# [DATA TO USE]
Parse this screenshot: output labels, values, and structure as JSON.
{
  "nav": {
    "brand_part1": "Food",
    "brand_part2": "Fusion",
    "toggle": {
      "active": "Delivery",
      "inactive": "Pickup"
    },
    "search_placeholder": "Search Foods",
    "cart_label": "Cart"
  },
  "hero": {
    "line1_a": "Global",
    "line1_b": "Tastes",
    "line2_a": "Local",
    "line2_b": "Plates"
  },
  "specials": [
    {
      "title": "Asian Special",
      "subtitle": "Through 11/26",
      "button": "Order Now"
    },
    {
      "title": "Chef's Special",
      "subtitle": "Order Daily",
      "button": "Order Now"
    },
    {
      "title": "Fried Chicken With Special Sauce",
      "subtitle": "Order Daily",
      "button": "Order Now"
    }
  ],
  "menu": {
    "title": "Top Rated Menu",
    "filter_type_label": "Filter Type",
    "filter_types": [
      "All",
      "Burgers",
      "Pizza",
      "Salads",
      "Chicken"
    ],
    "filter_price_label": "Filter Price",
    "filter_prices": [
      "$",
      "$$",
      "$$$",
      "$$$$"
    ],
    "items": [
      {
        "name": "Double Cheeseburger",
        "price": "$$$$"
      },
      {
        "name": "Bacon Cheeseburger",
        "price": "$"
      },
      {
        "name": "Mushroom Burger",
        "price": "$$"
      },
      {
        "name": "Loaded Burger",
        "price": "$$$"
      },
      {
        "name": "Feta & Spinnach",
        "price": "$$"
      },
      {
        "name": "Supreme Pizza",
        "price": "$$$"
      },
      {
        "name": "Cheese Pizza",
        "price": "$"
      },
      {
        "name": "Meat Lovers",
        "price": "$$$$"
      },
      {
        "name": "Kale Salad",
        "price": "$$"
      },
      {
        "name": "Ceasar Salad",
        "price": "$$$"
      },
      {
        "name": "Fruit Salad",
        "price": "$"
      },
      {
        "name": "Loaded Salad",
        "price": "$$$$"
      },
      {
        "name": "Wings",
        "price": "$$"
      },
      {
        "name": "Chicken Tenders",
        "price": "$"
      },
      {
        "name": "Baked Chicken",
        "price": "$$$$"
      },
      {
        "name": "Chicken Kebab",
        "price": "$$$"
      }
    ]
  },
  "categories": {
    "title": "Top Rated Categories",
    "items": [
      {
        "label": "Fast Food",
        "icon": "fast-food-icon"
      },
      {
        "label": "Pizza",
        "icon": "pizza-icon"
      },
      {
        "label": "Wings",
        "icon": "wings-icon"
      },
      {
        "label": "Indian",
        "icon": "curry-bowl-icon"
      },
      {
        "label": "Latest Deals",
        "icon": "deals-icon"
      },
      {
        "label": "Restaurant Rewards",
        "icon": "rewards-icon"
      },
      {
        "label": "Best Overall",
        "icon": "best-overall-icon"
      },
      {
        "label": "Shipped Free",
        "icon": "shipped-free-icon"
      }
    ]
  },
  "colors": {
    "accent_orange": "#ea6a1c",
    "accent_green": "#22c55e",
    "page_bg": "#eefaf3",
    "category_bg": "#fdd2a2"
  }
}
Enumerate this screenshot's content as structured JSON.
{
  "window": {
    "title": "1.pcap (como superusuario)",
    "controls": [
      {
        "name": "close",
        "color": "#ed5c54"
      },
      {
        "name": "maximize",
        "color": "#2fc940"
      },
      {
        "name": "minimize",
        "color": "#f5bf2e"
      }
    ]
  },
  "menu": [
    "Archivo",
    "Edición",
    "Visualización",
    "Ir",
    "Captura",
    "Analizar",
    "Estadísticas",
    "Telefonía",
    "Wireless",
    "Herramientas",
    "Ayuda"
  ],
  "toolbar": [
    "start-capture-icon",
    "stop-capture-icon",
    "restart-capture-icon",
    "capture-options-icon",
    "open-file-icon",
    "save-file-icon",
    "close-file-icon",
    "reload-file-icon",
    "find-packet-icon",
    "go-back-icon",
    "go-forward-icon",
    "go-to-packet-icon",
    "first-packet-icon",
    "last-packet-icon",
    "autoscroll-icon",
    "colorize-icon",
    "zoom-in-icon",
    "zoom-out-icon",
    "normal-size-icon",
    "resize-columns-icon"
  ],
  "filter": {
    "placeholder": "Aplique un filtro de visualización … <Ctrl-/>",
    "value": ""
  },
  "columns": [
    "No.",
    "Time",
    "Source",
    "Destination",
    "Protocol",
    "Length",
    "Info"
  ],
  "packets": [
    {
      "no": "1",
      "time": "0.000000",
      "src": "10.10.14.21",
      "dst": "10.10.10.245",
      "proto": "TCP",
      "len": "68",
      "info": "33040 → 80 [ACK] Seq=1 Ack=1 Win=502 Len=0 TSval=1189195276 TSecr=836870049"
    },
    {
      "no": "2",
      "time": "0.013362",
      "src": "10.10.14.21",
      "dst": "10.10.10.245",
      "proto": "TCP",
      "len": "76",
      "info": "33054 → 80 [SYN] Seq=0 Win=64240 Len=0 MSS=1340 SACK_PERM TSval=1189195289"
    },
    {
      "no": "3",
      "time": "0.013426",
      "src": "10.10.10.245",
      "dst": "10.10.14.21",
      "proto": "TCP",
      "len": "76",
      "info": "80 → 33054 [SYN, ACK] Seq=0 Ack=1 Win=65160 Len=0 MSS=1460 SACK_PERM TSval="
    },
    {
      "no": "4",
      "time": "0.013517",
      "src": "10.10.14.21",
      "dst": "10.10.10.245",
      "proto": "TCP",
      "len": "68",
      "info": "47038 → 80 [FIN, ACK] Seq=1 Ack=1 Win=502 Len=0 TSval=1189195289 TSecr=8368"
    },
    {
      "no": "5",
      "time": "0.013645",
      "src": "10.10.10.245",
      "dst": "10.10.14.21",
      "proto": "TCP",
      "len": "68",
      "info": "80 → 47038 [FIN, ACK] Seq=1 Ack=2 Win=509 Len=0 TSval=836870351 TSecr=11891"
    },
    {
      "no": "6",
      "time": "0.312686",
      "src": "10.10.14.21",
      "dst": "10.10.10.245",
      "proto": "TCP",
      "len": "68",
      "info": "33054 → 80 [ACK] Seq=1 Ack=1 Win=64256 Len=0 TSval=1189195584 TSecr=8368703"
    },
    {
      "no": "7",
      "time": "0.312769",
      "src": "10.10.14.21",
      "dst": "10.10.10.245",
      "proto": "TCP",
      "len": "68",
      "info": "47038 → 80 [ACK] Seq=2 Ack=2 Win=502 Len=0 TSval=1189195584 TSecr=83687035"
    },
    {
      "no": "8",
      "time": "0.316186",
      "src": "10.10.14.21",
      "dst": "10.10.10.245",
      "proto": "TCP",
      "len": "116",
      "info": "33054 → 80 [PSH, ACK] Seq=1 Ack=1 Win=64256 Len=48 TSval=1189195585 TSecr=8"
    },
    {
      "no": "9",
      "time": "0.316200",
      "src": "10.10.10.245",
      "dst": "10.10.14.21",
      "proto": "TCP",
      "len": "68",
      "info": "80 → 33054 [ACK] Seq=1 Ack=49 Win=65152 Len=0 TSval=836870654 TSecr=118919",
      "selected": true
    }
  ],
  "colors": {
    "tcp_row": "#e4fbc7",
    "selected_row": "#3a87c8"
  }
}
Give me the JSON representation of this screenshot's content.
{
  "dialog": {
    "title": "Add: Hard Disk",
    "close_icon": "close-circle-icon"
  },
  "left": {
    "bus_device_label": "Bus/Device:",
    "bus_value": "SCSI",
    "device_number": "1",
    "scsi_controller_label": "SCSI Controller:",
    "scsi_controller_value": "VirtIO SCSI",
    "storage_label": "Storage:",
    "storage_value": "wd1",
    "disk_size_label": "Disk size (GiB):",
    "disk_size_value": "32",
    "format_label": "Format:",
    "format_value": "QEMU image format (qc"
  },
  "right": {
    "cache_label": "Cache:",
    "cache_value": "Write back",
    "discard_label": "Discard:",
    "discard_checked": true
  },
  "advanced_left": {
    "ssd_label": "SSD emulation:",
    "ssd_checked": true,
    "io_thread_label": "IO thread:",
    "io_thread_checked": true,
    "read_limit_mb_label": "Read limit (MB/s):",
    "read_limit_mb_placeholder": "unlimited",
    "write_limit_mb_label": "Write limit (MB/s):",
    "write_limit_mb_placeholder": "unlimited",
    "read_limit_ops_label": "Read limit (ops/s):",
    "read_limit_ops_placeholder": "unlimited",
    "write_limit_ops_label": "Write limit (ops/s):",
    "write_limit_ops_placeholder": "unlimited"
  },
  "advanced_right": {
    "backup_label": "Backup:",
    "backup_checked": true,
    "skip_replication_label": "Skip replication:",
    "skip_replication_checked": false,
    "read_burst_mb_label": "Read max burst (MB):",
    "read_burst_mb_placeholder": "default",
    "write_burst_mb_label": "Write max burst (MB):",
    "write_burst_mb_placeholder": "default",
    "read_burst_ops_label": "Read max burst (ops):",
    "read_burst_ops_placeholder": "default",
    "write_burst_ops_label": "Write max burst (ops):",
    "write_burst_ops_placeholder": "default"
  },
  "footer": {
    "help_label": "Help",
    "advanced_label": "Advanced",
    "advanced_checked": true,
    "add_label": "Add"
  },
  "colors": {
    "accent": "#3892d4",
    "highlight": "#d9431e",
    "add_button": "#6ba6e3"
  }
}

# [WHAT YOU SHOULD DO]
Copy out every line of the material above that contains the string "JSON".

# [ANSWER SPACE]
Parse this screenshot: output labels, values, and structure as JSON.
Enumerate this screenshot's content as structured JSON.
Give me the JSON representation of this screenshot's content.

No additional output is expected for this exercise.